If the crisis goes beyond this initial exchange of nuclear force, with hundreds of thousands of people already dead and injured from nuclear strikes in multiple countries, we can expect all sides to execute their Cold War-era plans, since they’re really still the only ones anyone has. Driven by fear and military logic, the United States and Russia will attack each other’s strategic nuclear capability as quickly as possible, including command and control centers located in or near major cities like Washington and Moscow.
Carefully crafted nuclear war plans, with all their elegant, complicated options, will fall apart in the midst of chaos. Even taking into account weapons destroyed by surprise, rendered inactive by flawed orders, or neutralized by some kind of technical malfunction, a combined total of several hundred nuclear weapons will fall on each country, including a fair number on Canada, the United Kingdom and France.
In the United States, much of the eastern seaboard will burn. Even a limited strike will require the immediate destruction of Washington along with Navy nuclear installations from Virginia to Florida. In the west, San Diego and Seattle will suffer the most. Omaha, the home of the U.S. Strategic Command, will be gone, along with missile bases and airfields in the mountain states. Fallout will kill many more to the east of all of these targets, and irradiate large swaths of America’s agricultural heartland.
In the immediate aftermath, governors will take control of their states as best they can until something like a U.S. government can reconstitute itself.

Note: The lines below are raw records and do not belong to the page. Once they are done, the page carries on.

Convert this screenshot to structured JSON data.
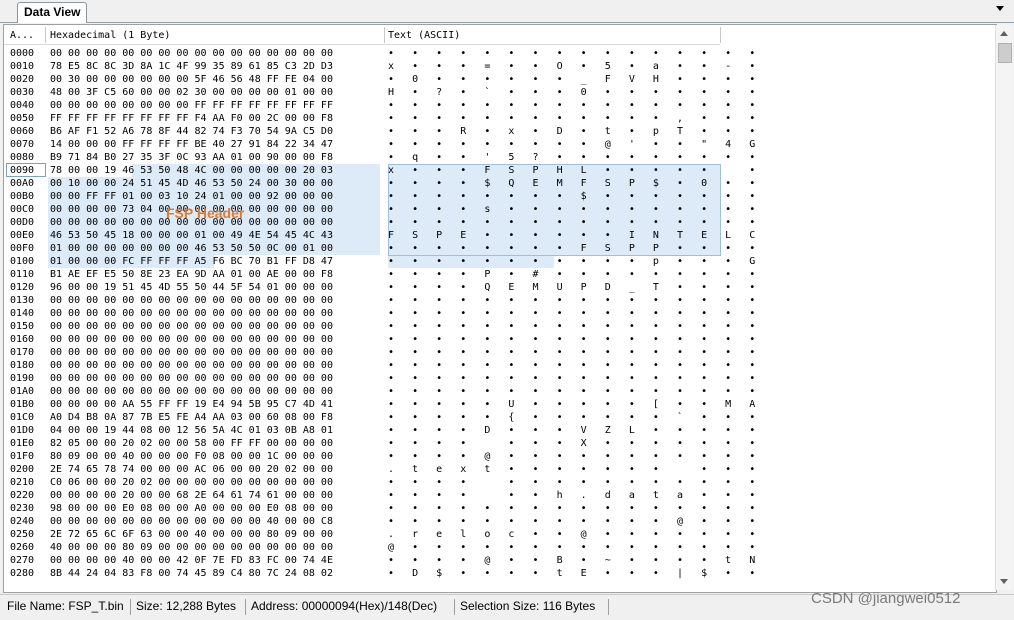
{
  "tab": {
    "title": "Data View"
  },
  "columns": {
    "addr": "A...",
    "hex": "Hexadecimal (1 Byte)",
    "text": "Text (ASCII)"
  },
  "annotation": "FSP Header",
  "rows": [
    {
      "addr": "0000",
      "hex": "00 00 00 00 00 00 00 00 00 00 00 00 00 00 00 00",
      "text": "•   •   •   •   •   •   •   •   •   •   •   •   •   •   •   •"
    },
    {
      "addr": "0010",
      "hex": "78 E5 8C 8C 3D 8A 1C 4F 99 35 89 61 85 C3 2D D3",
      "text": "x   •   •   •   =   •   •   O   •   5   •   a   •   •   -   •"
    },
    {
      "addr": "0020",
      "hex": "00 30 00 00 00 00 00 00 5F 46 56 48 FF FE 04 00",
      "text": "•   0   •   •   •   •   •   •   _   F   V   H   •   •   •   •"
    },
    {
      "addr": "0030",
      "hex": "48 00 3F C5 60 00 00 02 30 00 00 00 00 01 00 00",
      "text": "H   •   ?   •   `   •   •   •   0   •   •   •   •   •   •   •"
    },
    {
      "addr": "0040",
      "hex": "00 00 00 00 00 00 00 00 FF FF FF FF FF FF FF FF",
      "text": "•   •   •   •   •   •   •   •   •   •   •   •   •   •   •   •"
    },
    {
      "addr": "0050",
      "hex": "FF FF FF FF FF FF FF FF F4 AA F0 00 2C 00 00 F8",
      "text": "•   •   •   •   •   •   •   •   •   •   •   •   ,   •   •   •"
    },
    {
      "addr": "0060",
      "hex": "B6 AF F1 52 A6 78 8F 44 82 74 F3 70 54 9A C5 D0",
      "text": "•   •   •   R   •   x   •   D   •   t   •   p   T   •   •   •"
    },
    {
      "addr": "0070",
      "hex": "14 00 00 00 FF FF FF FF BE 40 27 91 84 22 34 47",
      "text": "•   •   •   •   •   •   •   •   •   @   '   •   •   \"   4   G"
    },
    {
      "addr": "0080",
      "hex": "B9 71 84 B0 27 35 3F 0C 93 AA 01 00 90 00 00 F8",
      "text": "•   q   •   •   '   5   ?   •   •   •   •   •   •   •   •   •"
    },
    {
      "addr": "0090",
      "hex": "78 00 00 19 46 53 50 48 4C 00 00 00 00 00 20 03",
      "text": "x   •   •   •   F   S   P   H   L   •   •   •   •   •       •"
    },
    {
      "addr": "00A0",
      "hex": "00 10 00 00 24 51 45 4D 46 53 50 24 00 30 00 00",
      "text": "•   •   •   •   $   Q   E   M   F   S   P   $   •   0   •   •"
    },
    {
      "addr": "00B0",
      "hex": "00 00 FF FF 01 00 03 10 24 01 00 00 92 00 00 00",
      "text": "•   •   •   •   •   •   •   •   $   •   •   •   •   •   •   •"
    },
    {
      "addr": "00C0",
      "hex": "00 00 00 00 73 04 00 00 00 00 00 00 00 00 00 00",
      "text": "•   •   •   •   s   •   •   •   •   •   •   •   •   •   •   •"
    },
    {
      "addr": "00D0",
      "hex": "00 00 00 00 00 00 00 00 00 00 00 00 00 00 00 00",
      "text": "•   •   •   •   •   •   •   •   •   •   •   •   •   •   •   •"
    },
    {
      "addr": "00E0",
      "hex": "46 53 50 45 18 00 00 00 01 00 49 4E 54 45 4C 43",
      "text": "F   S   P   E   •   •   •   •   •   •   I   N   T   E   L   C"
    },
    {
      "addr": "00F0",
      "hex": "01 00 00 00 00 00 00 00 46 53 50 50 0C 00 01 00",
      "text": "•   •   •   •   •   •   •   •   F   S   P   P   •   •   •   •"
    },
    {
      "addr": "0100",
      "hex": "01 00 00 00 FC FF FF FF A5 F6 BC 70 B1 FF D8 47",
      "text": "•   •   •   •   •   •   •   •   •   •   •   p   •   •   •   G"
    },
    {
      "addr": "0110",
      "hex": "B1 AE EF E5 50 8E 23 EA 9D AA 01 00 AE 00 00 F8",
      "text": "•   •   •   •   P   •   #   •   •   •   •   •   •   •   •   •"
    },
    {
      "addr": "0120",
      "hex": "96 00 00 19 51 45 4D 55 50 44 5F 54 01 00 00 00",
      "text": "•   •   •   •   Q   E   M   U   P   D   _   T   •   •   •   •"
    },
    {
      "addr": "0130",
      "hex": "00 00 00 00 00 00 00 00 00 00 00 00 00 00 00 00",
      "text": "•   •   •   •   •   •   •   •   •   •   •   •   •   •   •   •"
    },
    {
      "addr": "0140",
      "hex": "00 00 00 00 00 00 00 00 00 00 00 00 00 00 00 00",
      "text": "•   •   •   •   •   •   •   •   •   •   •   •   •   •   •   •"
    },
    {
      "addr": "0150",
      "hex": "00 00 00 00 00 00 00 00 00 00 00 00 00 00 00 00",
      "text": "•   •   •   •   •   •   •   •   •   •   •   •   •   •   •   •"
    },
    {
      "addr": "0160",
      "hex": "00 00 00 00 00 00 00 00 00 00 00 00 00 00 00 00",
      "text": "•   •   •   •   •   •   •   •   •   •   •   •   •   •   •   •"
    },
    {
      "addr": "0170",
      "hex": "00 00 00 00 00 00 00 00 00 00 00 00 00 00 00 00",
      "text": "•   •   •   •   •   •   •   •   •   •   •   •   •   •   •   •"
    },
    {
      "addr": "0180",
      "hex": "00 00 00 00 00 00 00 00 00 00 00 00 00 00 00 00",
      "text": "•   •   •   •   •   •   •   •   •   •   •   •   •   •   •   •"
    },
    {
      "addr": "0190",
      "hex": "00 00 00 00 00 00 00 00 00 00 00 00 00 00 00 00",
      "text": "•   •   •   •   •   •   •   •   •   •   •   •   •   •   •   •"
    },
    {
      "addr": "01A0",
      "hex": "00 00 00 00 00 00 00 00 00 00 00 00 00 00 00 00",
      "text": "•   •   •   •   •   •   •   •   •   •   •   •   •   •   •   •"
    },
    {
      "addr": "01B0",
      "hex": "00 00 00 00 AA 55 FF FF 19 E4 94 5B 95 C7 4D 41",
      "text": "•   •   •   •   •   U   •   •   •   •   •   [   •   •   M   A"
    },
    {
      "addr": "01C0",
      "hex": "A0 D4 B8 0A 87 7B E5 FE A4 AA 03 00 60 08 00 F8",
      "text": "•   •   •   •   •   {   •   •   •   •   •   •   `   •   •   •"
    },
    {
      "addr": "01D0",
      "hex": "04 00 00 19 44 08 00 12 56 5A 4C 01 03 0B A8 01",
      "text": "•   •   •   •   D   •   •   •   V   Z   L   •   •   •   •   •"
    },
    {
      "addr": "01E0",
      "hex": "82 05 00 00 20 02 00 00 58 00 FF FF 00 00 00 00",
      "text": "•   •   •   •       •   •   •   X   •   •   •   •   •   •   •"
    },
    {
      "addr": "01F0",
      "hex": "80 09 00 00 40 00 00 00 F0 08 00 00 1C 00 00 00",
      "text": "•   •   •   •   @   •   •   •   •   •   •   •   •   •   •   •"
    },
    {
      "addr": "0200",
      "hex": "2E 74 65 78 74 00 00 00 AC 06 00 00 20 02 00 00",
      "text": ".   t   e   x   t   •   •   •   •   •   •   •       •   •   •"
    },
    {
      "addr": "0210",
      "hex": "C0 06 00 00 20 02 00 00 00 00 00 00 00 00 00 00",
      "text": "•   •   •   •       •   •   •   •   •   •   •   •   •   •   •"
    },
    {
      "addr": "0220",
      "hex": "00 00 00 00 20 00 00 68 2E 64 61 74 61 00 00 00",
      "text": "•   •   •   •       •   •   h   .   d   a   t   a   •   •   •"
    },
    {
      "addr": "0230",
      "hex": "98 00 00 00 E0 08 00 00 A0 00 00 00 E0 08 00 00",
      "text": "•   •   •   •   •   •   •   •   •   •   •   •   •   •   •   •"
    },
    {
      "addr": "0240",
      "hex": "00 00 00 00 00 00 00 00 00 00 00 00 40 00 00 C8",
      "text": "•   •   •   •   •   •   •   •   •   •   •   •   @   •   •   •"
    },
    {
      "addr": "0250",
      "hex": "2E 72 65 6C 6F 63 00 00 40 00 00 00 80 09 00 00",
      "text": ".   r   e   l   o   c   •   •   @   •   •   •   •   •   •   •"
    },
    {
      "addr": "0260",
      "hex": "40 00 00 00 80 09 00 00 00 00 00 00 00 00 00 00",
      "text": "@   •   •   •   •   •   •   •   •   •   •   •   •   •   •   •"
    },
    {
      "addr": "0270",
      "hex": "00 00 00 00 40 00 00 42 0F 7E FD 83 FC 00 74 4E",
      "text": "•   •   •   •   @   •   •   B   •   ~   •   •   •   •   t   N"
    },
    {
      "addr": "0280",
      "hex": "8B 44 24 04 83 F8 00 74 45 89 C4 80 7C 24 08 02",
      "text": "•   D   $   •   •   •   •   t   E   •   •   •   |   $   •   •"
    }
  ],
  "status": {
    "file_name": "File Name: FSP_T.bin",
    "size": "Size: 12,288 Bytes",
    "address": "Address: 00000094(Hex)/148(Dec)",
    "selection": "Selection Size: 116 Bytes"
  },
  "watermark": "CSDN @jiangwei0512",
  "colors": {
    "selection": "#dcebf7",
    "annotation": "#e07a2e",
    "highlight_border": "#9ec0dc"
  }
}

National Guardsmen, along with state and local police forces, will be forced to cope with a terrified and gravely wounded population. Soldiers and cops will find themselves doing everything from protecting food stocks to euthanizing doomed burn victims. Along with the grisly human cost, the damage to the fragile, electronically-based U.S. infrastructure will be massive.

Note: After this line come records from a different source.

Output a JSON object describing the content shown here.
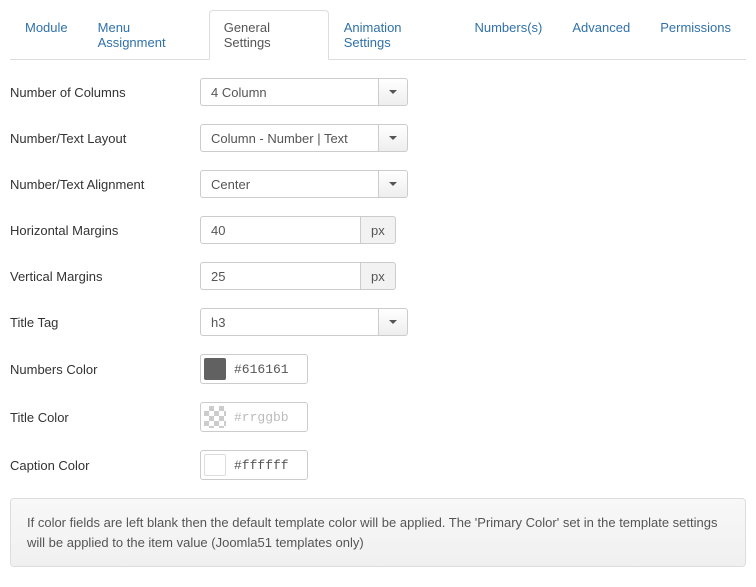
{
  "tabs": {
    "items": [
      {
        "label": "Module",
        "active": false
      },
      {
        "label": "Menu Assignment",
        "active": false
      },
      {
        "label": "General Settings",
        "active": true
      },
      {
        "label": "Animation Settings",
        "active": false
      },
      {
        "label": "Numbers(s)",
        "active": false
      },
      {
        "label": "Advanced",
        "active": false
      },
      {
        "label": "Permissions",
        "active": false
      }
    ]
  },
  "form": {
    "columns": {
      "label": "Number of Columns",
      "value": "4 Column"
    },
    "layout": {
      "label": "Number/Text Layout",
      "value": "Column - Number | Text"
    },
    "align": {
      "label": "Number/Text Alignment",
      "value": "Center"
    },
    "hmargin": {
      "label": "Horizontal Margins",
      "value": "40",
      "unit": "px"
    },
    "vmargin": {
      "label": "Vertical Margins",
      "value": "25",
      "unit": "px"
    },
    "titletag": {
      "label": "Title Tag",
      "value": "h3"
    },
    "numcolor": {
      "label": "Numbers Color",
      "value": "#616161",
      "swatch": "#616161"
    },
    "titlecolor": {
      "label": "Title Color",
      "value": "",
      "placeholder": "#rrggbb",
      "swatch": "transparent"
    },
    "captioncolor": {
      "label": "Caption Color",
      "value": "#ffffff",
      "swatch": "#ffffff"
    }
  },
  "notice": "If color fields are left blank then the default template color will be applied. The 'Primary Color' set in the template settings will be applied to the item value (Joomla51 templates only)"
}
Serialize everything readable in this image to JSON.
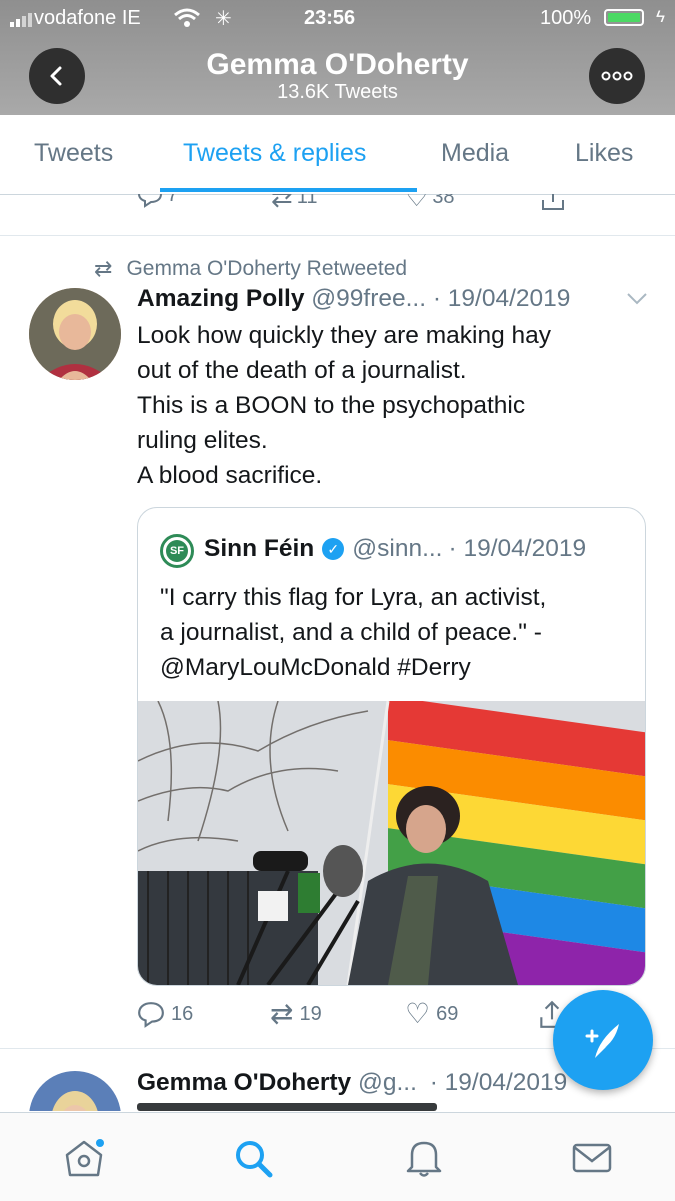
{
  "status_bar": {
    "carrier": "vodafone IE",
    "time": "23:56",
    "battery": "100%"
  },
  "profile_header": {
    "name": "Gemma O'Doherty",
    "tweet_count": "13.6K Tweets"
  },
  "tabs": [
    {
      "label": "Tweets"
    },
    {
      "label": "Tweets & replies"
    },
    {
      "label": "Media"
    },
    {
      "label": "Likes"
    }
  ],
  "prev_tweet_actions": {
    "replies": "7",
    "retweets": "11",
    "likes": "38"
  },
  "retweet": {
    "context": "Gemma O'Doherty Retweeted",
    "author_name": "Amazing Polly",
    "author_handle": "@99free...",
    "date": "· 19/04/2019",
    "text_lines": [
      "Look how quickly they are making hay",
      "out of the death of a journalist.",
      "This is a BOON to the psychopathic",
      "ruling elites.",
      "A blood sacrifice."
    ],
    "quote": {
      "author_name": "Sinn Féin",
      "author_handle": "@sinn...",
      "date": "· 19/04/2019",
      "text_lines": [
        "\"I carry this flag for Lyra, an activist,",
        "a journalist, and a child of peace.\" -",
        "@MaryLouMcDonald #Derry"
      ]
    },
    "actions": {
      "replies": "16",
      "retweets": "19",
      "likes": "69"
    }
  },
  "next_tweet": {
    "author_name": "Gemma O'Doherty",
    "author_handle": "@g...",
    "date": "· 19/04/2019"
  },
  "colors": {
    "accent": "#1da1f2",
    "text": "#14171a",
    "secondary": "#657786",
    "verified": "#1da1f2"
  }
}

Areas that were untouched in the strikes, from Northern New England to the Deep South, will drown under an influx of refugees. Civil disorder will eventually spiral out of the control of even the most dedicated state military organizations and police forces. Martial law will be common and persistent.

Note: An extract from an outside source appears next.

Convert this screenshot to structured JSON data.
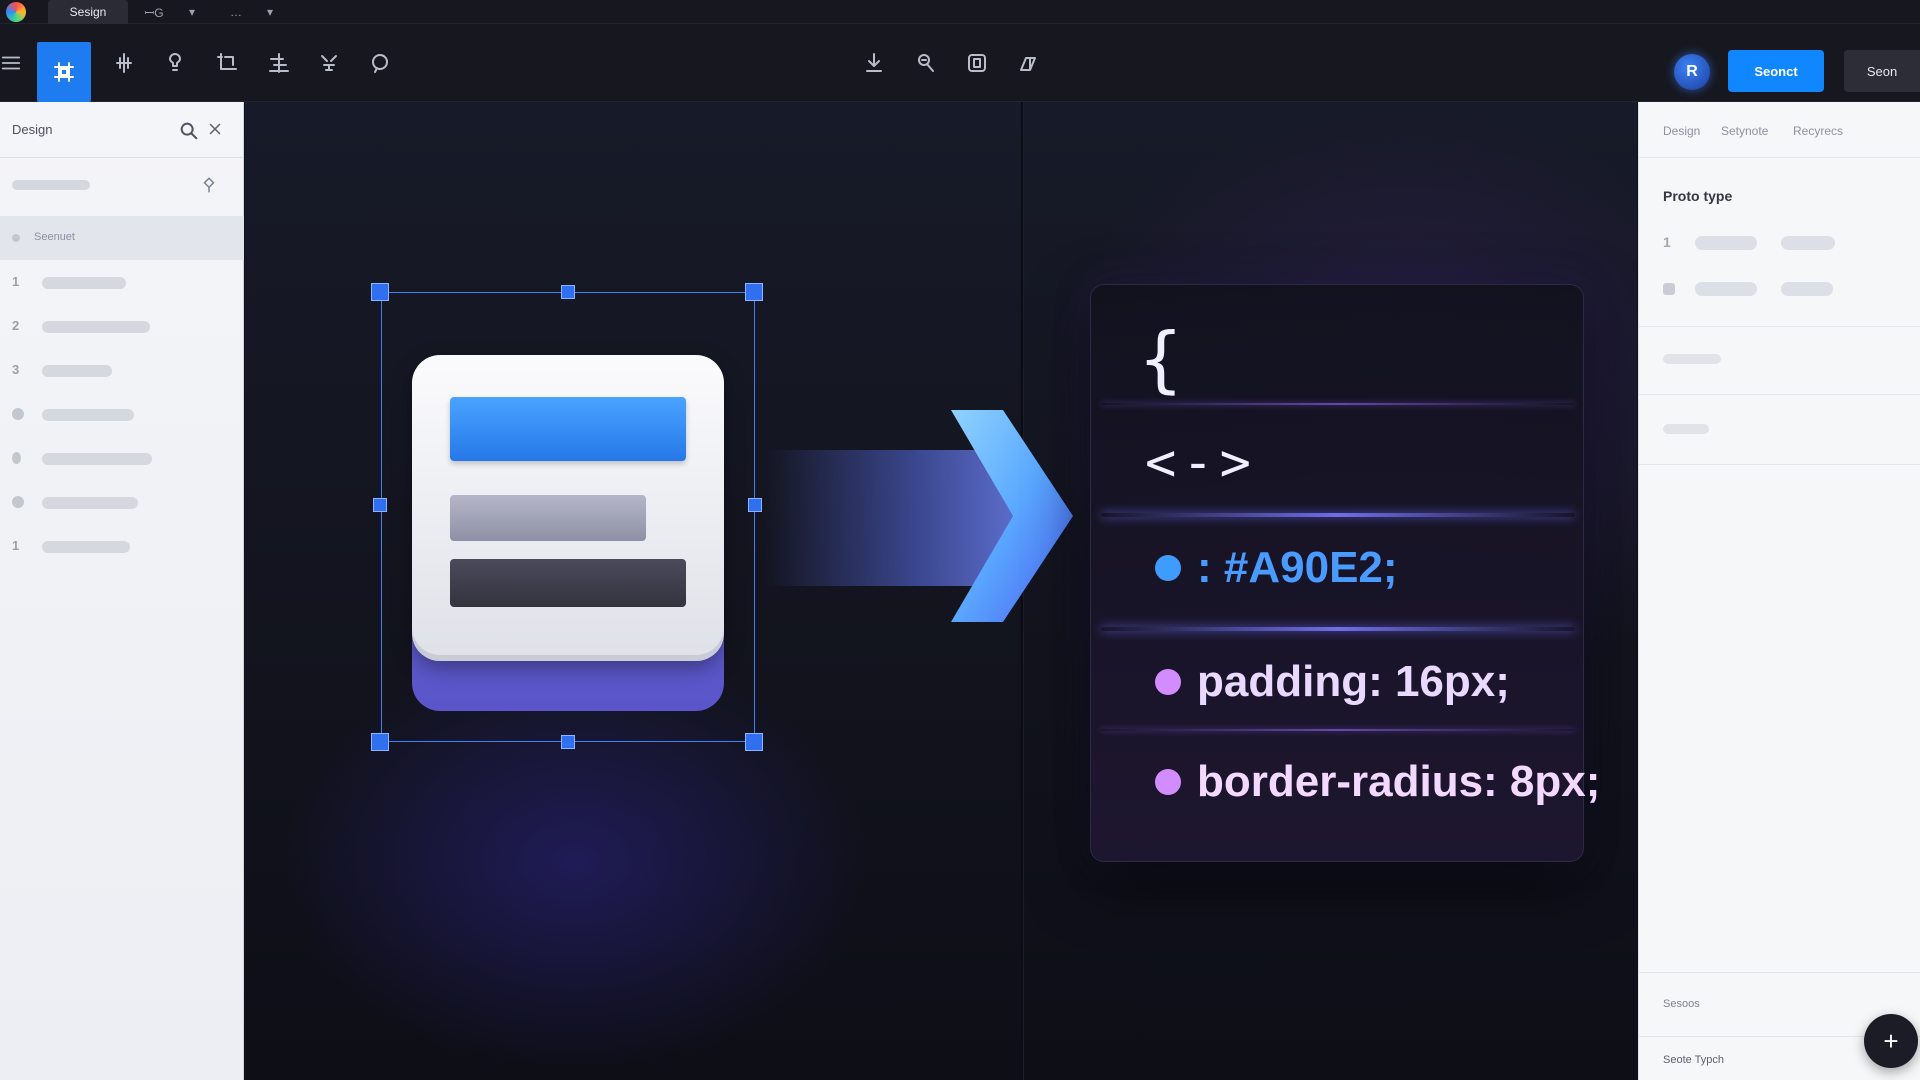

In Russia, the situation will be even worse. The full disintegration of the Russian Empire, begun in 1905 and interrupted only by the Soviet aberration, will finally be complete. A second Russian civil war will erupt, and Eurasia, for decades if not longer, will be a patchwork of crippled ethnic states led by strongmen. Some Russian rump state may emerge from the ashes, but it will likely be forever suffocated by a Europe unwilling to forgive so much devastation.
I am not enough of an expert on Chinese strategy to know if this situation would be replicated in the Pacific. I cannot help but wonder, however, if the weak and insecure Chinese state, faced by a stunning conventional loss, might panic and take the nuclear option, hoping to shock America into a cease-fire. The devastation to America might even be worse in this case: in order to achieve maximum effect, the small Chinese strategic nuclear force is almost certainly targeted against American cities, from the West Coast inward. The United States of America, in some form, will survive. The People’s Republic of China, like the Russian Federation, will cease to exist as a political entity.
How any of this might happen is pure speculation. The important point is that it is not, in any sense, impossible.
But while it is not impossible, it is also not inevitable, nor even likely. Still, several factors could nonetheless collide to create a tragedy. These factors mean that the possibility of the kind of miscalculation that could lead to nuclear war is now greater than at any time since the early 1980s.
It’s time to take this threat seriously again, not only as a menace to American national security, but to our collective existence as a civilization.
The National Interest